"I don't want to get too carried away with what happened this homestand because when we're 2-6, the big thing we talk about is staying in the moment," Francona said. "I think that's the best way to have success is not think about last week. But it was a good homestand for us. That's stating the obvious. And much-needed."
After all the insanity of the first two games of the series, all the runs and late-inning home runs, one was left wondering whether the Sox and Yankees actually could play a normal game. Perhaps Kevin Youkilis taking grounders at shortstop in batting practice was as crazy as this one was going to get.
Then came Ellsbury, the steal yielding to a curtain call and undoubtedly producing today's round of "Did you see that?" in workplaces in New England and beyond. He got put in a good-natured headlock by his manager, and got a whole lot of high-fives from teammates. It was the first steal of home for the Sox since Jose Offerman on a double steal Aug. 30, 1999, and the first straight steal of home by the Sox since Billy Hatcher April 22, 1994.
"I guess this is the point where I sit up here and tell you I got here at 11 o'clock this morning, and pored over reports, and I'm a very smart manager," Francona said. "What we have is a very fast player with some guts."
"Sometimes I get in that zone where I lock everything out," said Pettitte, who had the same thing happen to him with Aaron Hill in a game against Toronto in 2007. "[Posada] just told me to keep an eye on him. I saw Ellsbury out of the corner of my eye. I didn't think he'd be able to steal home. I figured if he took off I would run through my windup and get him out at home.

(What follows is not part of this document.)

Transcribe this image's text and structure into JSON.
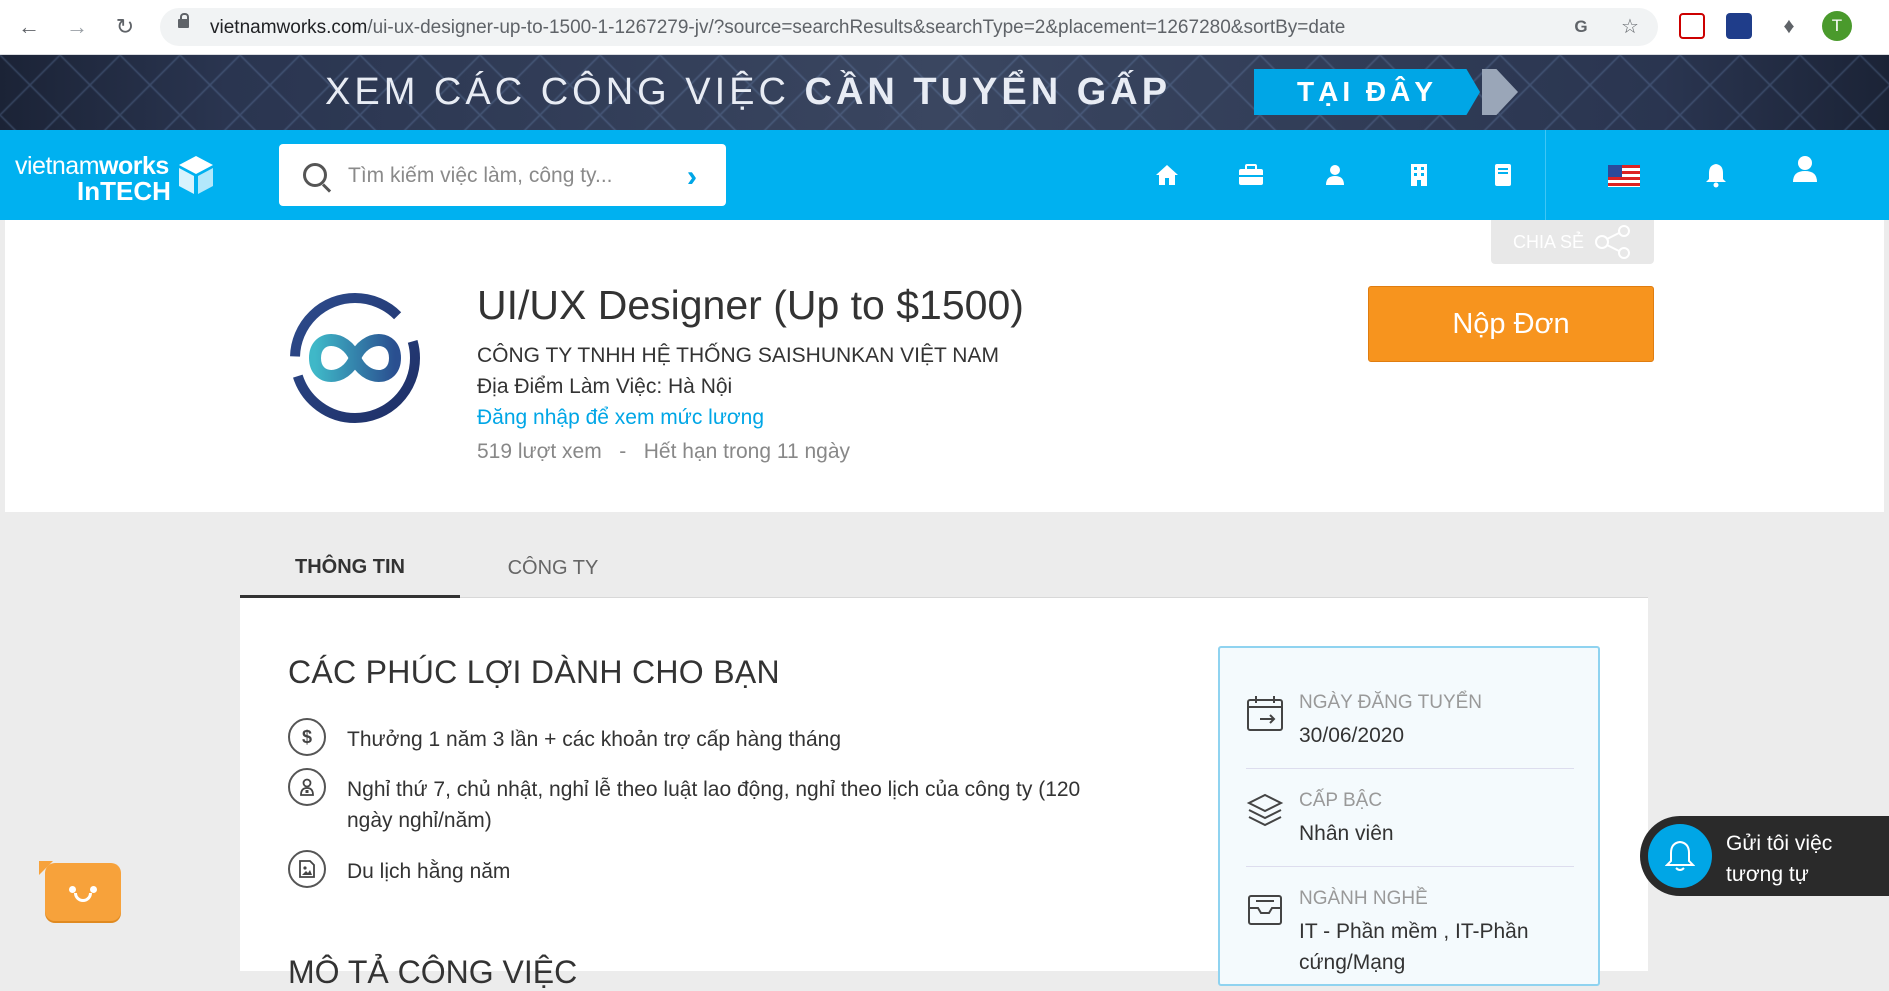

The bottom line is that I didn't run through my windup fast enough to get the ball home fast enough obviously to get him."
And Drew made the ongoing at-bat worth his while, bringing home David Ortiz on a ground-rule double to put the Sox ahead by the eventual final score.
The steal might have been a shock, but one thing was definite. For Masterson, this was going to be more than a reliever-acting-as-starter night. Not just because it was Sox-Yankees, or because it was an ESPN game, but because the Sox had bullpen worries. Ramon Ramirez wasn't going to pitch. Neither was Manny Delcarmen. Or Jonathan Papelbon.
And though he stumbled slightly in the third, allowing a run when Hideki Matsui singled then came around on a Brett Gardner sacrifice fly, he was far more efficient and far better at his task than Josh Beckett had been the day before. He got through 5 1/3 innings, throwing 99 pitches, and left the game to Jones with the Sox ahead by three.
"He was terrific," Francona said. "He attacked the strike zone. He changed speeds. I thought he had good depth on his slider, threw a couple changeups, got his fastball by a couple guys."
Then he headed out of the game. The Yankees went quietly from there, a whimper to finish an absolutely electric series for the Red Sox, an electric homestand, an electric winning streak.
"Everyone's excited, obviously," second baseman Dustin Pedroia said. "Any time you go [undefeated] on a homestand, we've been playing good baseball. So our biggest thing is get back on the road, and play a lot better than we did last road trip."